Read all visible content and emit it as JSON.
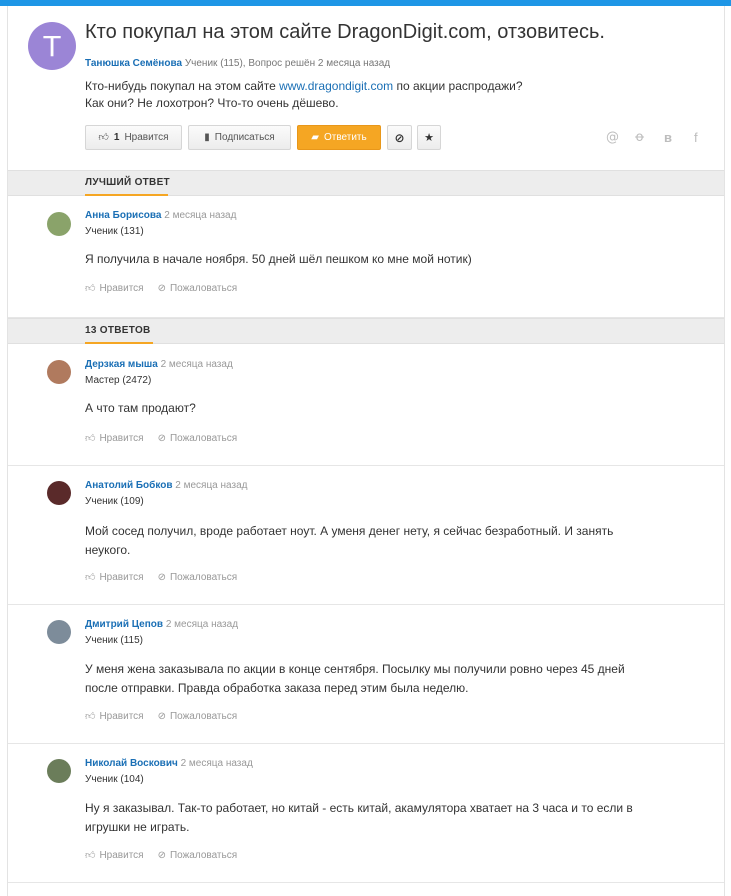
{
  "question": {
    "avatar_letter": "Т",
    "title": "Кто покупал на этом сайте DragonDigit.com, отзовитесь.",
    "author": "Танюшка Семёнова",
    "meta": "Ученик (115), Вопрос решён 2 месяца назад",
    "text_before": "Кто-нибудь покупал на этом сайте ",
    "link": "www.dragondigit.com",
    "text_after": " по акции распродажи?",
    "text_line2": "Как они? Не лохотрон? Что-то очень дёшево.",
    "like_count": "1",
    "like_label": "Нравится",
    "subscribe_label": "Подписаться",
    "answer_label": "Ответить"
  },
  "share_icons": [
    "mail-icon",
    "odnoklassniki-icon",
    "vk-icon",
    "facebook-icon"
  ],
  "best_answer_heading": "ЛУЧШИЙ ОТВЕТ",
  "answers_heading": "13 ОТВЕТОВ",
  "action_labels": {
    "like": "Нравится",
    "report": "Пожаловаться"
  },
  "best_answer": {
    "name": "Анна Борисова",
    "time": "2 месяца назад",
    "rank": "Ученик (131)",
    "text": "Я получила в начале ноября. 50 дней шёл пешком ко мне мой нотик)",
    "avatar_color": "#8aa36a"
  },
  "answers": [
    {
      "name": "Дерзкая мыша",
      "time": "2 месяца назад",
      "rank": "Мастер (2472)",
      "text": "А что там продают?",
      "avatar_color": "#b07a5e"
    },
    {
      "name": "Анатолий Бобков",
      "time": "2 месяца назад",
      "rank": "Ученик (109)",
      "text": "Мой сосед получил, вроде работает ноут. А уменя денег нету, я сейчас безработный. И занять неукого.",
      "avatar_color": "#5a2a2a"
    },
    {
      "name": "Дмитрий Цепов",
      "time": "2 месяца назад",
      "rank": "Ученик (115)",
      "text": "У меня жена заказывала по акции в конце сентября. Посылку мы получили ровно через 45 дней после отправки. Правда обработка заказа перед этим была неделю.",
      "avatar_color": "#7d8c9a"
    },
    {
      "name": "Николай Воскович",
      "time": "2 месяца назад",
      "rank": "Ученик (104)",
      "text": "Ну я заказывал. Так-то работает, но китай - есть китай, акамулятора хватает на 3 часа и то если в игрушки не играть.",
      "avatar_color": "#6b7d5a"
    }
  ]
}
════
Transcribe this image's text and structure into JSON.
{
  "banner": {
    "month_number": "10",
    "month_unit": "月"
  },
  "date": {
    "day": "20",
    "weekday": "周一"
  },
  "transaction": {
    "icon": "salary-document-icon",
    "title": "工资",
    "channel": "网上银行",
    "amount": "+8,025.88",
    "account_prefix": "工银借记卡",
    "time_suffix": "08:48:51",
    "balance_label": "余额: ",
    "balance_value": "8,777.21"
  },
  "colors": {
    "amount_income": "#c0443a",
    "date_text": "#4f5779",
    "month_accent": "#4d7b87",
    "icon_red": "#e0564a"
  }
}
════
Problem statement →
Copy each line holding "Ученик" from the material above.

Reply →
    "meta": "Ученик (115), Вопрос решён 2 месяца назад",
    "rank": "Ученик (131)",
      "rank": "Ученик (109)",
      "rank": "Ученик (115)",
      "rank": "Ученик (104)",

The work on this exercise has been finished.